The picture is not all doom and gloom. Far from it. That seems to be the consensus among the agents and industry experts who have been looking into their crystal balls, and trying to define what will happen to house prices in 2017.
Most observers have been pleasantly surprised by how well the UK property market held up after the vote to leave the European Union in June, though the uncertainty of Brexit has certainly contributed to a reduction in the volume of sales transactions as many buyers and sellers ‘wait and see’.
Prices in Greater London were up by seven per cent in the course of the year, the East of England (8 per cent) and the South East (7.5 per cent). This is according to recent figures from Knight Frank. But similar rises are not expected in 2017. In fact, Knight Frank is predicting that prices in the capital may fall slightly, by one per cent, in the course of the year. They also suggest that prices in the UK as a whole will rise by the same modest amount.
One of the factors underlying the predictions is the discrepancy between Greater London and Prime Central London, where prices fell by around seven per cent in 2016. This was partly as a result of the uncertainty around Brexit and partly as a result of the steep rises in stamp duty on high-end properties.
“Looking into 2017, we believe that the slowdown in prices which has been evident in central London will spread to the wider region,” says Liam Bailey, Head of Global Research at Knight Frank. “But we should not ignore the positives, particularly the resilience of the property market after the referendum result. On most measures, the mainstream UK market continues to perform strongly.”
Stephanie McMahon, Head of Research at Strutt & Parker, also believes what happens in Prime Central London is key. “We have seen more and more sellers prepared to drop their prices and accept reasonable offers and that could lead to an increase in transaction levels. But we are predicting flat-growth in Prime Central London in 2017 as a best-case scenario. Over the next five years, we believe that price growth in Greater London will be 16.5 per cent, the highest figure in the country. But things are far more difficult to predict than usual because of the high number of upcoming global events, including elections in the Netherlands, France and Germany.”
According to the regular Residential Market Survey from the Royal Institution of Chartered Surveyors (RICS), the number of prospective buyers has increased for the third month in succession.
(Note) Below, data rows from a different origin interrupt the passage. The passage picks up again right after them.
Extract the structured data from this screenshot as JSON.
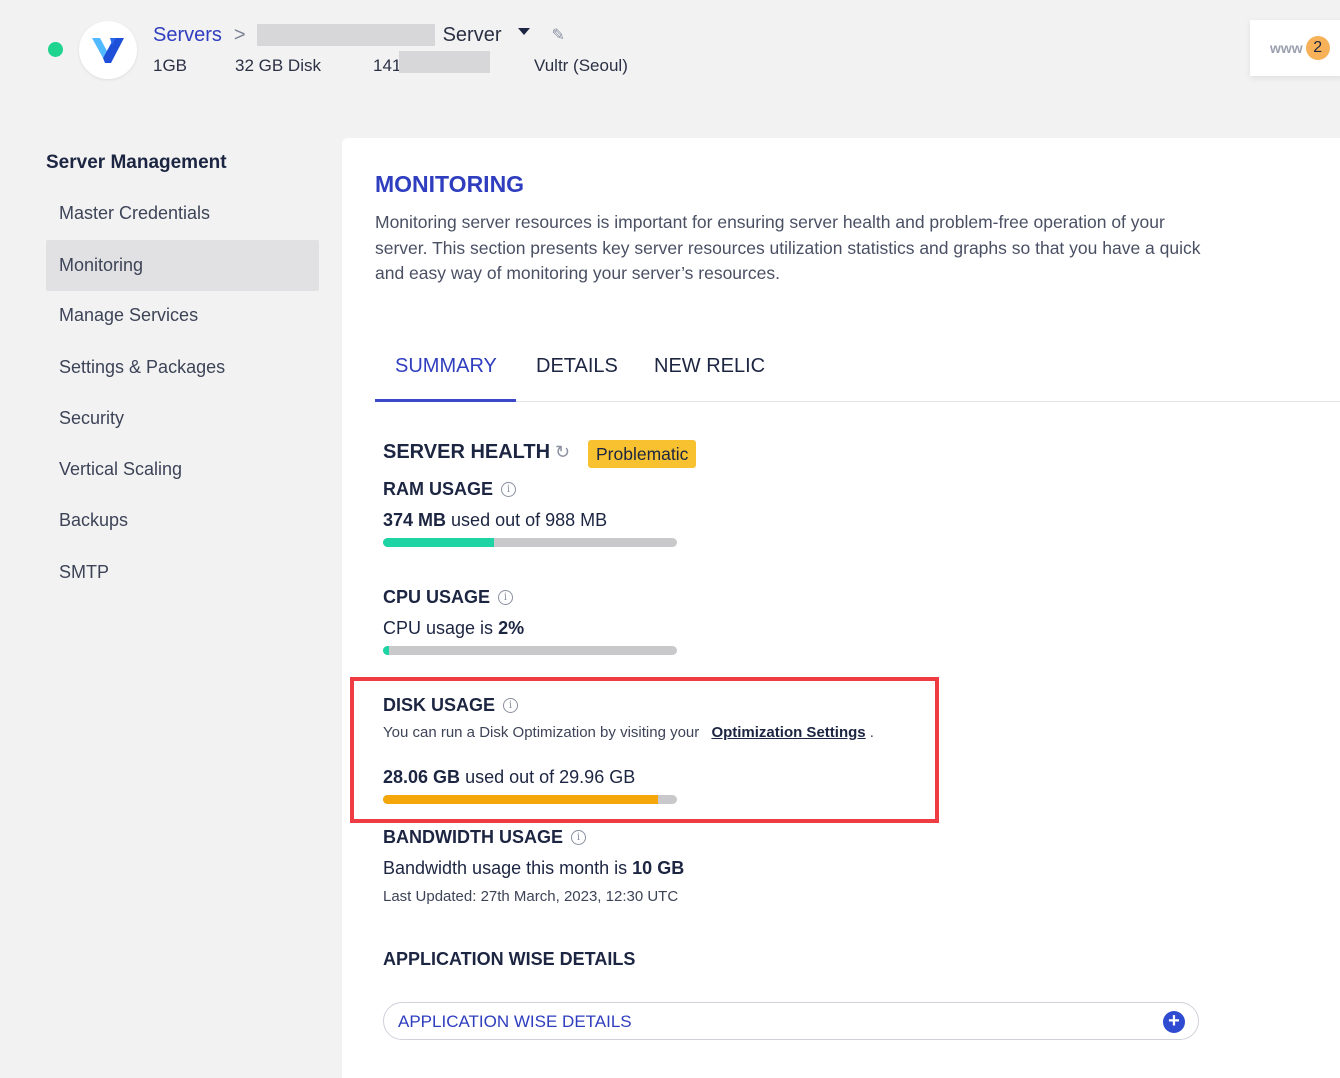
{
  "header": {
    "breadcrumb_root": "Servers",
    "breadcrumb_sep": ">",
    "server_name": "Server",
    "specs": {
      "ram": "1GB",
      "disk": "32 GB Disk",
      "ip_prefix": "141.",
      "provider": "Vultr (Seoul)"
    },
    "status_color": "#1ed48f",
    "www_label": "www",
    "www_count": "2"
  },
  "sidebar": {
    "title": "Server Management",
    "items": [
      {
        "label": "Master Credentials"
      },
      {
        "label": "Monitoring",
        "active": true
      },
      {
        "label": "Manage Services"
      },
      {
        "label": "Settings & Packages"
      },
      {
        "label": "Security"
      },
      {
        "label": "Vertical Scaling"
      },
      {
        "label": "Backups"
      },
      {
        "label": "SMTP"
      }
    ]
  },
  "main": {
    "title": "MONITORING",
    "intro": "Monitoring server resources is important for ensuring server health and problem-free operation of your server. This section presents key server resources utilization statistics and graphs so that you have a quick and easy way of monitoring your server’s resources.",
    "tabs": [
      {
        "label": "SUMMARY",
        "active": true
      },
      {
        "label": "DETAILS"
      },
      {
        "label": "NEW RELIC"
      }
    ],
    "health": {
      "title": "SERVER HEALTH",
      "status": "Problematic",
      "status_color": "#f8c12f"
    },
    "ram": {
      "title": "RAM USAGE",
      "used": "374 MB",
      "mid": "used out of",
      "total": "988 MB",
      "fill_fraction": 0.378,
      "color": "#1ed4a4"
    },
    "cpu": {
      "title": "CPU USAGE",
      "prefix": "CPU usage is",
      "value": "2%",
      "fill_fraction": 0.02,
      "color": "#1ed4a4"
    },
    "disk": {
      "title": "DISK USAGE",
      "note_prefix": "You can run a Disk Optimization by visiting your",
      "note_link": "Optimization Settings",
      "note_suffix": ".",
      "used": "28.06 GB",
      "mid": "used out of",
      "total": "29.96 GB",
      "fill_fraction": 0.937,
      "color": "#f5a60a"
    },
    "bandwidth": {
      "title": "BANDWIDTH USAGE",
      "prefix": "Bandwidth usage this month is",
      "value": "10 GB",
      "updated": "Last Updated: 27th March, 2023, 12:30 UTC"
    },
    "app_wise": {
      "title": "APPLICATION WISE DETAILS",
      "accordion_label": "APPLICATION WISE DETAILS",
      "plus": "+"
    }
  }
}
And a net balance of 40 per cent of those surveyed are expecting prices across the UK to rise during 2017. But there is concern at supply shortages leading to only a modest growth in sales activity.
Simon Rubinsohn, RICS Chief Economist, says, “The lack of existing inventory in the market is impacting the ability of households to move and will contribute toward transaction activity over the whole of 2017 being a little lower than in 2016.”
Experts are more cautious than usual. But there does seem to be an emerging consensus that the property market has outperformed the admittedly low expectation since the shock referendum result, and has entered the New Year in much better shape than it might have done.
A recent Reuters poll of property market analysts predicts that UK property prices will rise by 2 per cent this year. That is down on the pre-referendum predictions by the same group of experts of a 4 per cent rise. But looking further ahead, the experts’ estimated price growth for 2018 has been upgraded from 2.4 per cent to 2.7 per cent.
The boom years may have passed, but the property market looks still to be set on a gentle upward trajectory.